[WHAT TO PRODUCE] When you repeat the entries, reproduce each line exactly and omit every picture.
[[ EXERCISE DATA, beginning ]]
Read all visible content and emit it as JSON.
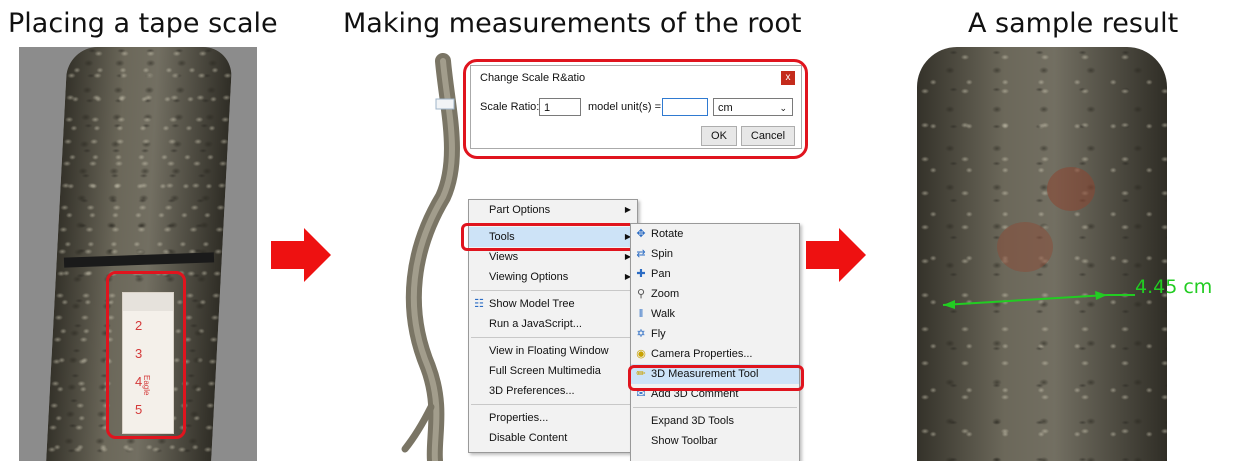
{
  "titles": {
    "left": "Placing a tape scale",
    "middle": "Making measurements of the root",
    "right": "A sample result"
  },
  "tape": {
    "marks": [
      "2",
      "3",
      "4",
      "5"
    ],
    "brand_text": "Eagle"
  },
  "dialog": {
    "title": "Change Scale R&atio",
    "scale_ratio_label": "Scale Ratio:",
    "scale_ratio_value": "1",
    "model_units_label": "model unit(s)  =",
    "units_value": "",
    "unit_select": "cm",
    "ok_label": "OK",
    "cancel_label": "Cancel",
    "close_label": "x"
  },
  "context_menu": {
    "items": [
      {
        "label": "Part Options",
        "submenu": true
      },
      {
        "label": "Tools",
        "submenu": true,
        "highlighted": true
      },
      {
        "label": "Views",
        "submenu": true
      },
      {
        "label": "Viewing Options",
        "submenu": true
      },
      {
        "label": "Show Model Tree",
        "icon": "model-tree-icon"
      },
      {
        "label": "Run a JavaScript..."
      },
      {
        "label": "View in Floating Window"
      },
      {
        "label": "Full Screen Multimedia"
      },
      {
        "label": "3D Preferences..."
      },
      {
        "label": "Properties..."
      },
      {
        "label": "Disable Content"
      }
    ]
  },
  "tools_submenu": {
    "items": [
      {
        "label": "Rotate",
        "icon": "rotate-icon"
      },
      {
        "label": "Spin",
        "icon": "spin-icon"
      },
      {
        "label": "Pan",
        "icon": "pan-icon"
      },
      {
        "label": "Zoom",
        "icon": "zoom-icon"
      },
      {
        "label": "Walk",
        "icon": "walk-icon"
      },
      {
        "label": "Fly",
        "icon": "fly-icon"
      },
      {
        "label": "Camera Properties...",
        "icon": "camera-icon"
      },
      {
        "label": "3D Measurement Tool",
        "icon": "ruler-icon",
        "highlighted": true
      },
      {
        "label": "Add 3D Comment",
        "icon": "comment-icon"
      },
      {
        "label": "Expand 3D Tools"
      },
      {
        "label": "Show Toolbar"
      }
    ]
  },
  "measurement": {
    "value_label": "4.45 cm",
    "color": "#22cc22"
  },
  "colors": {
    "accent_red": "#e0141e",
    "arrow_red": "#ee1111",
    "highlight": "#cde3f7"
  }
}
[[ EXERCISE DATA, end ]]
[SOLUTION TO THIS EXERCISE]
Read all visible content and emit it as JSON.
{
  "titles": {
    "left": "Placing a tape scale",
    "middle": "Making measurements of the root",
    "right": "A sample result"
  },
  "tape": {
    "marks": [
      "2",
      "3",
      "4",
      "5"
    ],
    "brand_text": "Eagle"
  },
  "dialog": {
    "title": "Change Scale R&atio",
    "scale_ratio_label": "Scale Ratio:",
    "scale_ratio_value": "1",
    "model_units_label": "model unit(s)  =",
    "units_value": "",
    "unit_select": "cm",
    "ok_label": "OK",
    "cancel_label": "Cancel",
    "close_label": "x"
  },
  "context_menu": {
    "items": [
      {
        "label": "Part Options",
        "submenu": true
      },
      {
        "label": "Tools",
        "submenu": true,
        "highlighted": true
      },
      {
        "label": "Views",
        "submenu": true
      },
      {
        "label": "Viewing Options",
        "submenu": true
      },
      {
        "label": "Show Model Tree",
        "icon": "model-tree-icon"
      },
      {
        "label": "Run a JavaScript..."
      },
      {
        "label": "View in Floating Window"
      },
      {
        "label": "Full Screen Multimedia"
      },
      {
        "label": "3D Preferences..."
      },
      {
        "label": "Properties..."
      },
      {
        "label": "Disable Content"
      }
    ]
  },
  "tools_submenu": {
    "items": [
      {
        "label": "Rotate",
        "icon": "rotate-icon"
      },
      {
        "label": "Spin",
        "icon": "spin-icon"
      },
      {
        "label": "Pan",
        "icon": "pan-icon"
      },
      {
        "label": "Zoom",
        "icon": "zoom-icon"
      },
      {
        "label": "Walk",
        "icon": "walk-icon"
      },
      {
        "label": "Fly",
        "icon": "fly-icon"
      },
      {
        "label": "Camera Properties...",
        "icon": "camera-icon"
      },
      {
        "label": "3D Measurement Tool",
        "icon": "ruler-icon",
        "highlighted": true
      },
      {
        "label": "Add 3D Comment",
        "icon": "comment-icon"
      },
      {
        "label": "Expand 3D Tools"
      },
      {
        "label": "Show Toolbar"
      }
    ]
  },
  "measurement": {
    "value_label": "4.45 cm",
    "color": "#22cc22"
  },
  "colors": {
    "accent_red": "#e0141e",
    "arrow_red": "#ee1111",
    "highlight": "#cde3f7"
  }
}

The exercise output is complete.